By Sophie Schnell
In late August, confronted with oppressive humidity, blinding rays, and damp underarms, city folk turn to ice cream. Thoughts of deodorant and heatstroke are calmed, replaced by dripping cones, sticky chins, and globs of gooey cookie dough. In 2015, on the UWS, this practice is taken seriously.
But Upper West Siders treated themselves to ice cream long before the likes of Emack and Bolio’s and Shake Shack came along. The building at 302 Columbus Avenue, at 74th street, offers a window into the neighborhood’s sprinkle-covered past.
At the top of the red brick façade of 302 Columbus Avenue, sits a black triangular rooftop. And on its front, spelled out in white block letters, a sign reads “The J.M. Horton Ice Cream Company.” Although it’s since been converted into residential apartments with a Lenwich sandwich shop on the ground floor, the building was originally home to the “largest ice cream manufacturer in the world.” James Madison Horton, an Upper West Sider himself (at the time of his death he lived on west 126th), bought a small, New York based ice cream company in 1865. Horton renamed the firm (previously Jacob Fussel and Company), and expanded the business.
The J.M. Horton Ice Cream Company had tremendous success. By 1893 Horton claimed to provide 3/5ths of all of New York’s ice cream and the company produced more than 3 million gallons annually. Horton supplied ice cream to railroad dining cars, transatlantic liners, festivals, and, of course, to private New York City events. The business was featured in New York’s great industries: exchange and commercial review, embracing also historical and descriptive sketch of the city, its leading merchants and manufacturers, published in 1884:
The features of distinguished enterprise in the development of the varied resources of the metropolitan city of New York have no more fitting or more satisfactory representatives than the famous J.M. Horton Ice Cream Company. The perfection and popularization of the delicious confection of ice cream is greatly due to the energetic and conscientious exertions of Mr. J.M. Horton, the talented president, who embarked in the business with the laudable intention of making his house the greatest in the world in his line, and it is a satisfaction to be able to say that he and his colleagues have fully succeeded and the J.M. Horton Ice Cream Company to-day stands unrivaled in its line, head and shoulders above all competitors, and with an international reputation for supplying the purest, and most palatable ice cream ever manufactured.

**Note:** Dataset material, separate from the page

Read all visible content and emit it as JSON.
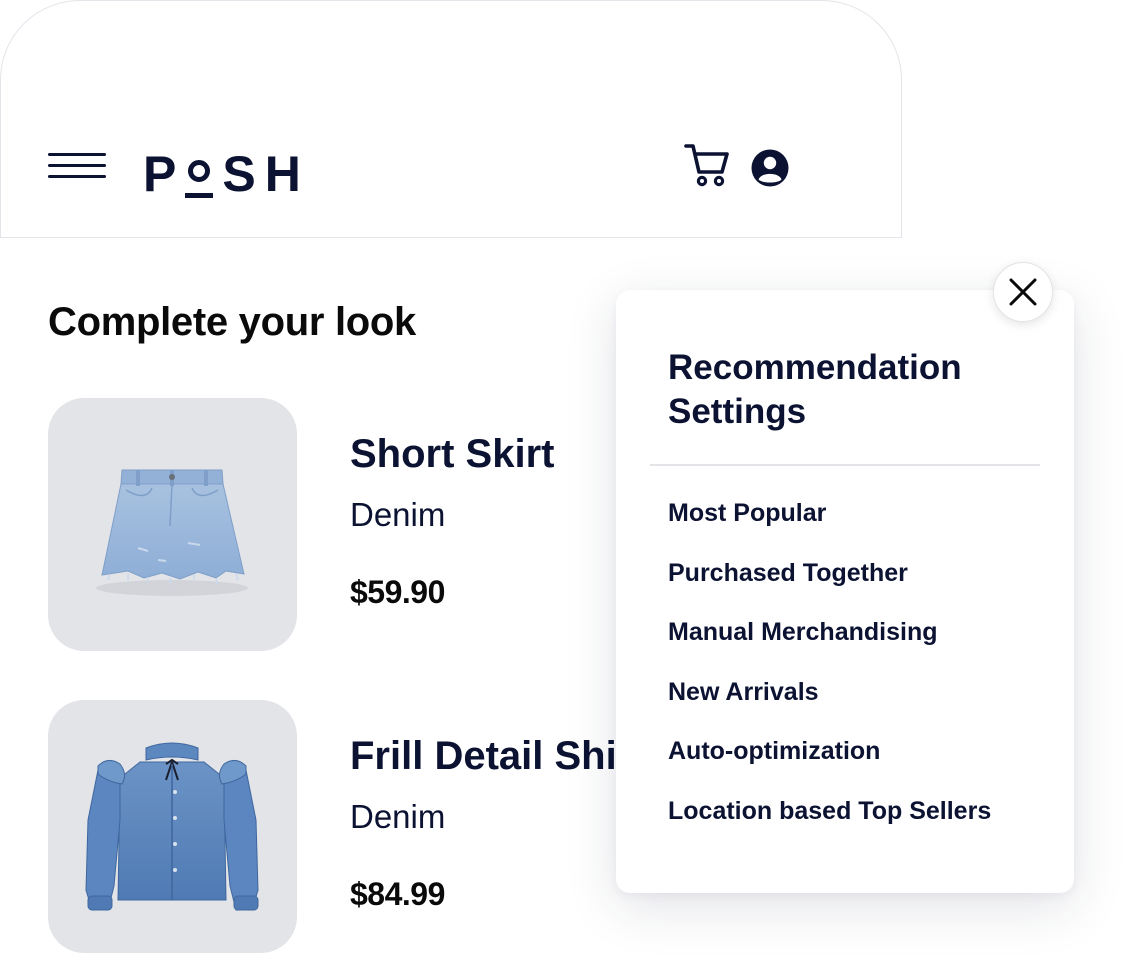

By 1897, 302 Columbus appeared in advertisements, listed as a branch of the company (see image below). Although clearly visible from street level, the sign on the top of the building served as an advertisement, meeting the eye line of passengers on the 9th Avenue El, a line of the elevated train that ran through NYC on what is now Columbus Avenue (an image of the 9th Avenue El can be found here).

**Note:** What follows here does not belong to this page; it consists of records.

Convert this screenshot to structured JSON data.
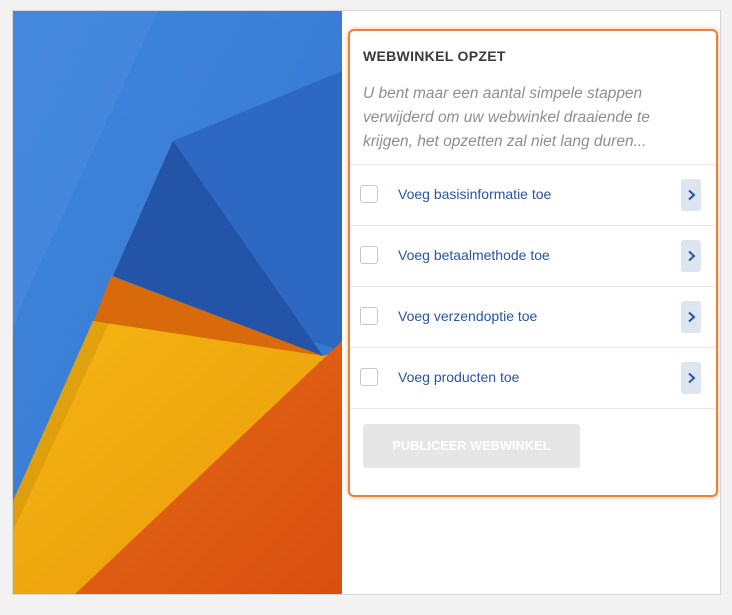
{
  "colors": {
    "accent_orange": "#ee7f3a",
    "link_blue": "#2b53a6",
    "art_blue": "#3a7dd6",
    "art_dark_blue": "#2354a8",
    "art_yellow": "#f1a90f",
    "art_orange": "#df5a12"
  },
  "setup": {
    "title": "WEBWINKEL OPZET",
    "description": "U bent maar een aantal simpele stappen verwijderd om uw webwinkel draaiende te krijgen, het opzetten zal niet lang duren...",
    "steps": [
      {
        "label": "Voeg basisinformatie toe",
        "checked": false,
        "icon": "chevron-right-icon"
      },
      {
        "label": "Voeg betaalmethode toe",
        "checked": false,
        "icon": "chevron-right-icon"
      },
      {
        "label": "Voeg verzendoptie toe",
        "checked": false,
        "icon": "chevron-right-icon"
      },
      {
        "label": "Voeg producten toe",
        "checked": false,
        "icon": "chevron-right-icon"
      }
    ],
    "publish_button": "PUBLICEER WEBWINKEL"
  }
}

The Pioneer Ice Cream Division of Borden absorbed the J.M. Horton Ice Cream Company around 1930. Original J.M. Horton recipes were used until the mid sixties when Borden went out of business. The J.M. Horton Ice Cream Company has disappeared almost entirely, commemorated only in memory and signage. Its letters still stand; often unnoticed, waiting for a train that comes no more.
Read other entries in our Weekend History series here.